We come here today to mourn the lost on Long Island. Don't worry -- Rick DiPietro was still just joking.
No, we congregate to appreciate the passing of the 2013 New York Islanders.
Oh, it was quite the run -- one that will be remembered for the 15 minutes it takes all of their new fans to put their still-tagged sweaters back in storage.
And perhaps they'll reminisce fondly in the future, a few years down the line, when they sell those blue and orange atrocities at Goodwill stores to Brooklyn hipsters who find them ironic.
"Dude, there was really someone named Okposo!"
A few old-school fans finally returned to Uniondale and got all weepy for the days past, before Fort Neverlose was an asbestos-filled …
… stinking eyesore that even Mr. Optimist Gary Bettman admitted was a dump four years ago. But, before the bandwagon arrived when Crosby came to town for Game 3, the Isles averaged 617 less fans per game than the Coyotes.
The Phoenix Coyotes.
But the building filled up for those three playoff games, and the bandwagon arrived in time to see the first home playoff win in 11 years with Game 4. Alas, there were no heroics to be had in Game 6. No J.P. Parise, no Nystrom, no Tonelli, no Volek. Just a victory lap, after being eliminated.
Get one thing streit or strait or straight (whatever): This very well may have been the first step for a young side on their way to Stanley.
It's that thought that keeps me up at night.
But it does come after years and years of peaceful sleep, full of calm dreams of Mike Milbury's failures and John Spano's "fortunes".
The rivals of the Rangers have faded so far over the years that many of the Blueshirt faithful found themselves willing to root for the Islanders in the playoffs - something utterly unthinkable a generation ago (and still high treason in my book).
The Isles were the lesser of two evils, a shocking turn for the franchise that used to employ Satan himself - no, not Miro - Denis Potvin.
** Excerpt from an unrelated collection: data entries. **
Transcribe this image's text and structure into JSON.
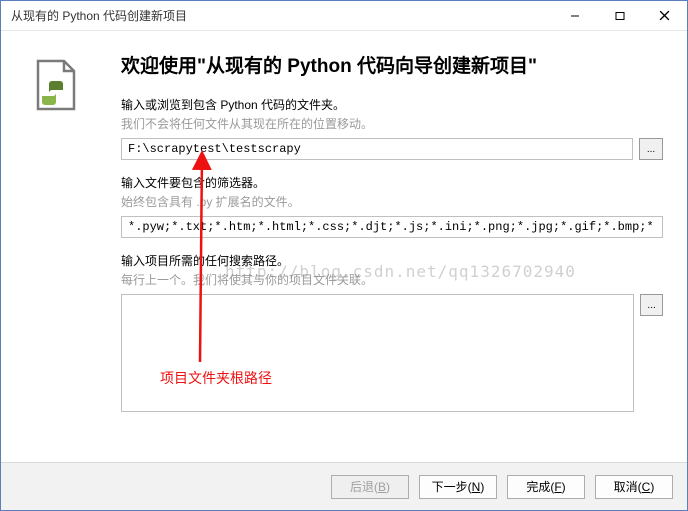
{
  "window": {
    "title": "从现有的 Python 代码创建新项目"
  },
  "heading": "欢迎使用\"从现有的 Python 代码向导创建新项目\"",
  "section1": {
    "label": "输入或浏览到包含 Python 代码的文件夹。",
    "sub": "我们不会将任何文件从其现在所在的位置移动。",
    "value": "F:\\scrapytest\\testscrapy"
  },
  "section2": {
    "label": "输入文件要包含的筛选器。",
    "sub": "始终包含具有 .py 扩展名的文件。",
    "value": "*.pyw;*.txt;*.htm;*.html;*.css;*.djt;*.js;*.ini;*.png;*.jpg;*.gif;*.bmp;*.ico;*.sv"
  },
  "section3": {
    "label": "输入项目所需的任何搜索路径。",
    "sub": "每行上一个。我们将使其与你的项目文件关联。",
    "value": ""
  },
  "buttons": {
    "browse": "...",
    "back": "后退(B)",
    "next": "下一步(N)",
    "finish": "完成(F)",
    "cancel": "取消(C)"
  },
  "annotation": {
    "root_path": "项目文件夹根路径",
    "watermark": "http://blog.csdn.net/qq1326702940"
  }
}
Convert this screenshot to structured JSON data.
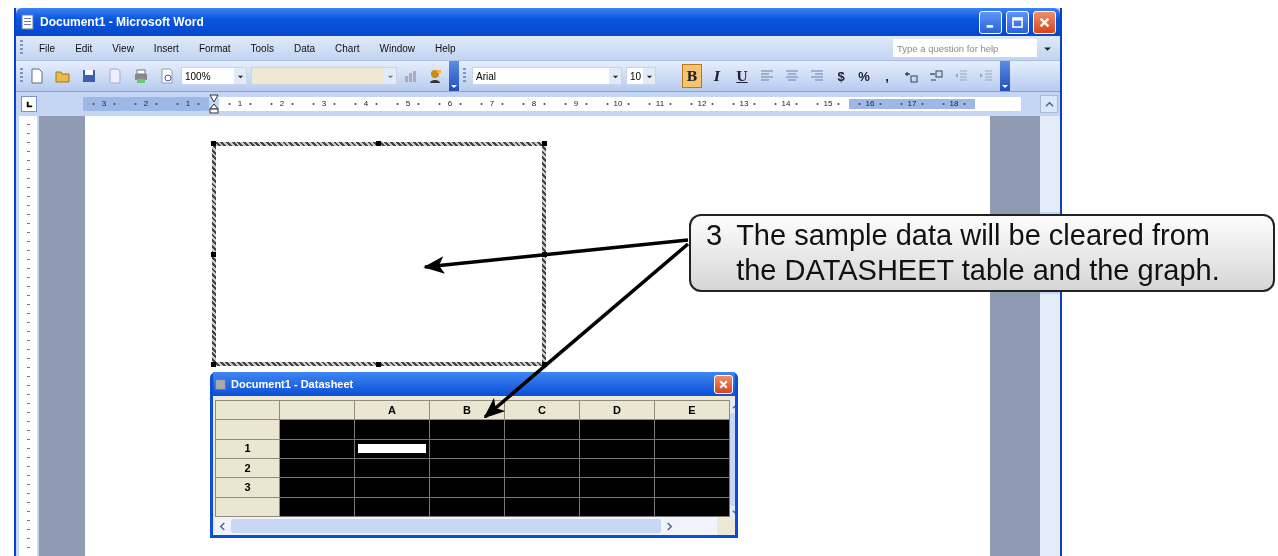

As have the Isles since he retired, for years and years and years and years. The Penguins tanked for quite some time to build their pool of top prospects and the Isles have managed to avoid mismanagement for long enough to start to do the same. John Tavares, Casey Cizikas, Brock Nelson … and a bunch of other kids who aren't in the NHL yet.
Sure the busts are still around - Michael Grabner and Josh Bailey combined for a one goal in the series - but if a million monkeys on a million typewriters can pen Shakespeare, surely the Isles front office can come up with a competitive roster.
But we didn't come here to laud the losers, we gathered to bury them. In spite of reality, they had such high hopes - hopes that they could finish higher than the Rangers. How quaint. Unfortunately for them, reality set in at the worst possible time and three straight losses to finish the regular season left them a point behind the Blueshirts.
The playoffs started in predictable fashion, with the Islanders getting annihilated by the Penguins 5-0. Then the incalculable arrogance of Marc-Andre Fleury actually gave the Isles a real chance, but Dan Bylsma came to his senses and saved the series by starting Tomas Vokoun before it was too late.
Despite the blown-dry glory that was Jack Cap's coif, the coach couldn't coax Tim Thomas to show up. The Isles were stuck with Evgeni Nabokov and, as Sharks fans can attest, that doesn't bode well when looking for postseason glory.
Things outside of the crease weren't much better. Travis Hamonic couldn't shake his AHL temper, Andy MacDonald bought the farm and Frans Nielsen was far from himself. Garth Snow may have brainwashed Lubo Visnovsky into loving Long Island but he couldn't get him to contribute a single power play point against the Pens.
Speaking of Snow and a lack of contributions: Brad Boyes.
After justifying fighting's place in postseason play, Kyle Okposo's fists couldn't do anything to change the team's fortunes over the final two games and Matt Moulson went missing for three.
In the end, Pittsburgh prevailed and put off the future for another season. Paul Martin and Brooks Orpik put shots off posts and the Pens came from behind to close out the Isles on Saturday night. That it came down to a Game 6 is ridiculous, but Bylsma's boys had to learn that even a young, ugly dog has a bit of a bite.
Like Cizikas, the Islanders took one across the chin and were blooded. The kid survived and stepped back on the ice as good as ever; how his team fares next fall that is yet to be seen.
The series was an educational experience for the young Isles, and for everyone else as well.
I mean, who knew Marty Reasoner was still in the NHL?